There’s a reason I avoid news of all flavors. The WTF-per-minute count gets too high for the tattered remnants of my sanity. I deal with enough WTF from work: I don’t need more in my life (for those who are wondering – the true measure of software quality is the number of WTFs per minute, as shown here).
Part of what I’m doing at work involves testing a new user interface for a partner. Said interface was delivered with the claim that it was almost ready to be taken live and could we evaluate it to see if any of our customers would prefer it over the old interface. Let’s just say that the idea this thing was nearly ready was a major WTF in itself, and it took a remarkably short amount of testing on our part before the partner was suddenly claiming we were effectively beta testing. Honestly, the backpedaling was enough to raise its own dust cloud.
I am somewhat relieved that the software my employer produces is at least better thought through than that. We try to use icons that are more or less meaningful (and let’s face it, some concepts aren’t that easy to get across in an icon) and to have appropriate labels as well. We also don’t even pretend to be mobile-friendly because anyone who’s insane enough to enter payroll on a mobile deserves what they suffer.

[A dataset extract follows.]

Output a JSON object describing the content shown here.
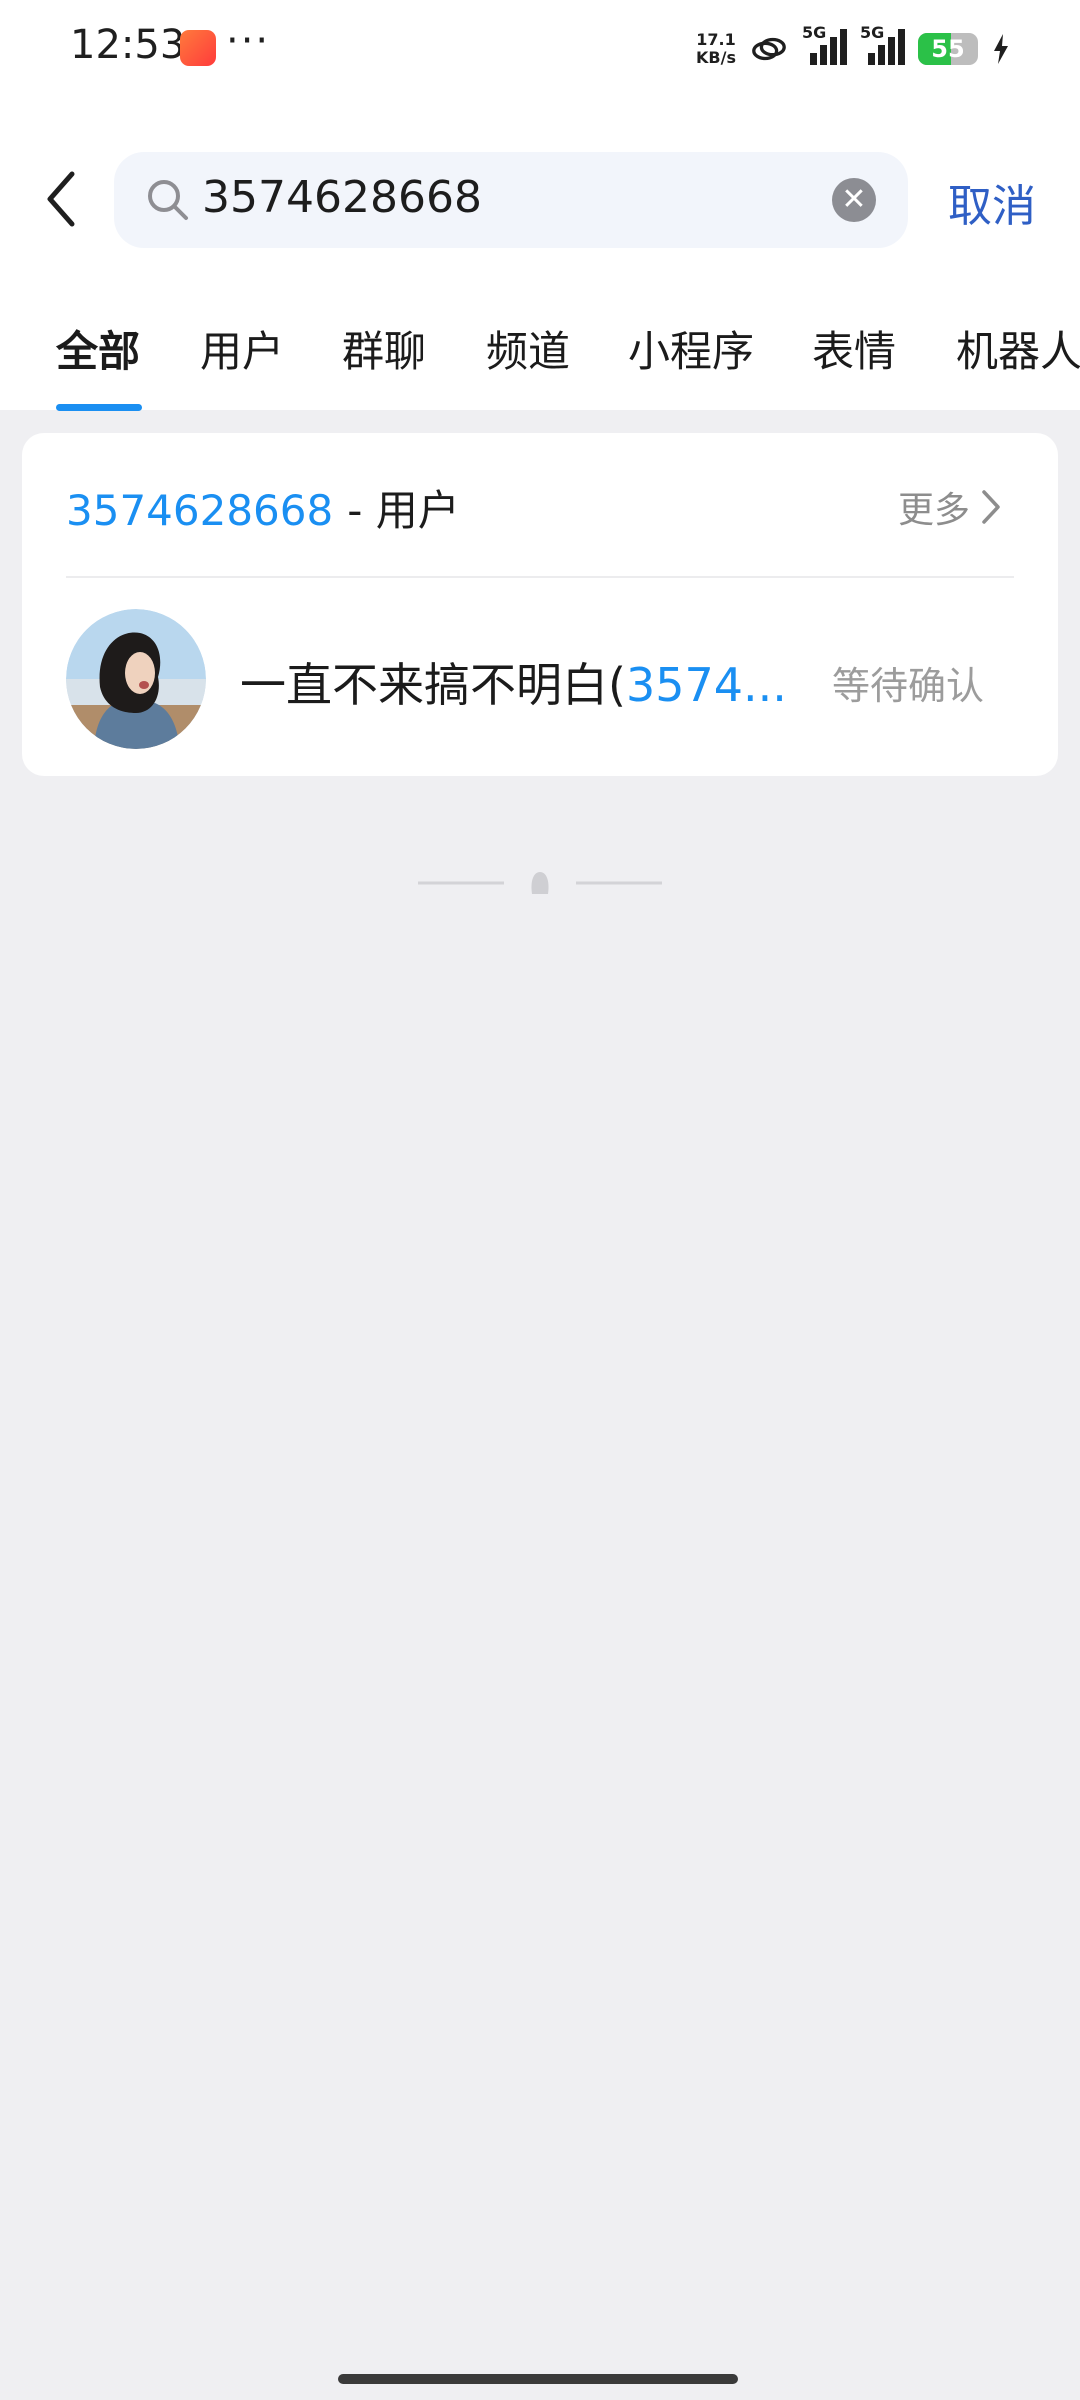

Payroll is not simple. Especially not when the rules you’ve got to comply with to handle payroll are the kind of horrifying convoluted mess that gives anyone a headache (doubt me? If you’re in the US, take the time to actually read the instructions on your W-2 or 1099 when you get them. And remember that these are the simple forms).
And yes, governments of all stripes generate WTFs at a rate that could power a small city.
It irritates me, because who the hell would accept any of this in fiction? Hell, there are things I’ve seen in code that I could never include in fiction. Nobody would believe finding a custom function to calculate standard deviation that was actually a random number generator. (That was an interesting WTF… Especially since it was in software that was supposed to be used for standardized tests). And that’s before you consider the things that can be found in comments (I’ll admit to not having located the exact line of code that summons the Great Old Ones, but I know it’s there. I think it inserts itself once the code gets complicated enough. Possibly the compiler inserts it).
Hell, 2020 wouldn’t pass muster in fiction – at least if we hadn’t lived it. I’m quite certain that in a few hundred years time, most of this year is going to be dismissed as the work of conspiracy theorists or insanity or something because “millions of people couldn’t possibly be that stupid”.
Yeah, right. In my experience, there is no lower limit to stupidity. Every time I start to think that one might have been located, someone goes and blows right through it. Usually someone who is otherwise intelligent, too – because the stupidity an intelligent person can produce is far, far more… interesting than the stupidity that comes from a stupid person. Confirmation blindness and hubris thy downfall shall bring.
On that happy note, have a picture of Midnight and Westley. I’d offer a new photo, but both boys are too busy chasing empty loo rolls around the house. Cheapest cat toy ever.